Visual Culture

The man in the iconic photograph of a sailor and nurse kissing on V-J Day has died at 95.

Wallace Ludel
Feb 19, 2019 4:59PM, via New York Times

George Mendonsa, the man who made the most credible claim to being the sailor photographed kissing a nurse in the ebullient V-J Day march through Times Square, has died at 95.

Mendonsa was born on February 19th, 1923, in Newport, Rhode Island. His father Arsenio Mendonsa, a fisherman, and his mother Maria Mendonsa, were immigrants from Portugal.

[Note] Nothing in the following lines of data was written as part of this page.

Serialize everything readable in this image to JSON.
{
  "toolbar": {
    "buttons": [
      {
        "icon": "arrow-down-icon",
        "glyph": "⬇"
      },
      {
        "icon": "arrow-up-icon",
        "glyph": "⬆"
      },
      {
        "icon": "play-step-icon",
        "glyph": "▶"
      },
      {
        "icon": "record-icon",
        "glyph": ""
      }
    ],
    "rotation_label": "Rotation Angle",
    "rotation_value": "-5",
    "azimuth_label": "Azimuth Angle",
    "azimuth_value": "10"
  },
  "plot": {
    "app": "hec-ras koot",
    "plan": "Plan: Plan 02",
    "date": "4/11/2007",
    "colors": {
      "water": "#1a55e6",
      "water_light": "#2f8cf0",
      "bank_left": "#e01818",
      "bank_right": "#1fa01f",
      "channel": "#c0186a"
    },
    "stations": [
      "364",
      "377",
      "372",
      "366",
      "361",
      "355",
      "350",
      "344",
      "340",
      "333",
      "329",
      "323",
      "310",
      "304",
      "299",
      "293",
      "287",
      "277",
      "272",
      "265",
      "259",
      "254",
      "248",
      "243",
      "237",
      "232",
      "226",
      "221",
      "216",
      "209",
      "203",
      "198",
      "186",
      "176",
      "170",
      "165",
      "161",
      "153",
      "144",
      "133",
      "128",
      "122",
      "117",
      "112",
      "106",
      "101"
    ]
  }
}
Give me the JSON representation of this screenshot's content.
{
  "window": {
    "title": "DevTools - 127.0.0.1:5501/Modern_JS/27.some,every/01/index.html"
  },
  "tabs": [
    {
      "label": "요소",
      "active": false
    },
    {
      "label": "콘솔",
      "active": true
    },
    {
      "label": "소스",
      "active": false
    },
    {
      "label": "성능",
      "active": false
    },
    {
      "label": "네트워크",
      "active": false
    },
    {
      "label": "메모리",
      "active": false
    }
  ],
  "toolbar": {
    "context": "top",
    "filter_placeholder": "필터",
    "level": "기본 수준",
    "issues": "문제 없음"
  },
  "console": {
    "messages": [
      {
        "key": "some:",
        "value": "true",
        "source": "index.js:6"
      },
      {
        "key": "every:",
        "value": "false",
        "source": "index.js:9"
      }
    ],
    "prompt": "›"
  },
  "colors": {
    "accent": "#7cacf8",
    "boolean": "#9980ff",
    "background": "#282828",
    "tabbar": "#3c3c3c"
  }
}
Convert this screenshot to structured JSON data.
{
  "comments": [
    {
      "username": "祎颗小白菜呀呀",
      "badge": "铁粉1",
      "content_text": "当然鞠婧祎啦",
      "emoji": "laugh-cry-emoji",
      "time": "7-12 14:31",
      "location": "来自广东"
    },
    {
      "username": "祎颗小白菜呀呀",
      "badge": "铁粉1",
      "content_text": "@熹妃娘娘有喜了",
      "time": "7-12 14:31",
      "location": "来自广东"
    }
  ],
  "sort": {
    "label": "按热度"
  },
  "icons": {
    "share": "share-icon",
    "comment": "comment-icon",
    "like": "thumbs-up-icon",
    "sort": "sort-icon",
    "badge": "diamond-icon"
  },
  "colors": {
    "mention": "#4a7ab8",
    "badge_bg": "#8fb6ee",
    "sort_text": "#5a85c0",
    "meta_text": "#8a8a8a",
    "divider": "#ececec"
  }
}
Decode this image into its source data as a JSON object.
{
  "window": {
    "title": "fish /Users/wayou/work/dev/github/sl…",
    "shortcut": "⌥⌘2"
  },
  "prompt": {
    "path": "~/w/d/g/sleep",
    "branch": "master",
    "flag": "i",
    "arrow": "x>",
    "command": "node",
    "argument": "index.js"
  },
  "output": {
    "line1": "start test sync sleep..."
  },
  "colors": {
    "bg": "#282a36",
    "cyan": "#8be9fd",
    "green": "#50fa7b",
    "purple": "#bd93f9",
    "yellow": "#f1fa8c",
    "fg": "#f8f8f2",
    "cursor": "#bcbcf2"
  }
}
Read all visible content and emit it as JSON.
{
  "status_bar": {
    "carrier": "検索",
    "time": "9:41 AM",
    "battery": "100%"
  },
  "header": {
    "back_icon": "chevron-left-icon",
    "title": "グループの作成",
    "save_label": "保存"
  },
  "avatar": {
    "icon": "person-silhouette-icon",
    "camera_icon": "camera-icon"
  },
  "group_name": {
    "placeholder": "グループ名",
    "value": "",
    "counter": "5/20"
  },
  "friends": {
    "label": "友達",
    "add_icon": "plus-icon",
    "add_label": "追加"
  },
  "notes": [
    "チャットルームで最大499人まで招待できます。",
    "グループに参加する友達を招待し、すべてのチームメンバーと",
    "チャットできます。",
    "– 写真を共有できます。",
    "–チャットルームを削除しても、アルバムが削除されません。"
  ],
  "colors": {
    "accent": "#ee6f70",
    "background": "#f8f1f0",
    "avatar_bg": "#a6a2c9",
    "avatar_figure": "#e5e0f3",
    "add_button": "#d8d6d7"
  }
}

George Mendonsa dropped out of high school to join his father as a fisherman before enlisting in the Navy in 1942.

The famed photograph was taken by Alfred Eisenstaedt on August 14, 1945, amidst the celebrations taking place just moments after the public gained knowledge of Japan’s surrender from World War II. Eisenstaedt snapped four photographs depicting an anonymous sailor grabbing a nurse, bending her back, and kissing her. One of the photos appeared on a full page in Life magazine.

Since Eisenstaedt did not record the names of the photograph’s subjects, their identities had been a point of contentious debate for decades. While three women have claimed to be the nurse in the photo, she is most widely believed to be a woman named Greta Friedman. In 1980, Life asked the sailor to identify himself, and while dozens of men made claims, Mendonsa insisted it was him. When the magazine would not assuredly state that Mendonsa was the pictured sailor, he went so far as to sue the publication, though nothing came of the lawsuit.

As technology advanced, Mendonsa underwent extensive testing, which seemed to corroborate his claim. Included in this testing was a rigorous 3D mapping of his face, followed by a digital reverse-aging process, the result of which was said to not bear a single inconsistency between this rendered face and the face of the man in the photograph.

Lawrence Verria, co-author of The Kissing Sailor: The Mystery Behind the Photo That Ended World War II (2012), told the New York Times,

The evidence is of an overwhelming nature. No matter how you look at this, the story he gives, the physical oddities that are unique to him, the fact that several experts in different fields have looked over this case and have come to the conclusion that it is George Mendonsa.

It must be stated that there is much tumult regarding the context surrounding the famed kiss, as over time it has been made clear that the man and woman were not a couple but were, in fact, complete strangers. In 2014, Time magazine released an article stating that “many people view the photo as little more than the documentation of a very public sexual assault, and not something to be celebrated.” In 2012, the Huffington Post published an article culling quotes that framed the image in a similarly damning light.

In a 2005 interview, Greta Friedman, the woman in the photograph, said: “The reason he grabbed someone dressed like a nurse was that he just felt very grateful to nurses who took care of the wounded.” Despite the controversy surrounding the image, after formally meeting in 1980, Friedman and Mendonsa became friends and remained close until Friedman’s death in 2016.

Wallace Ludel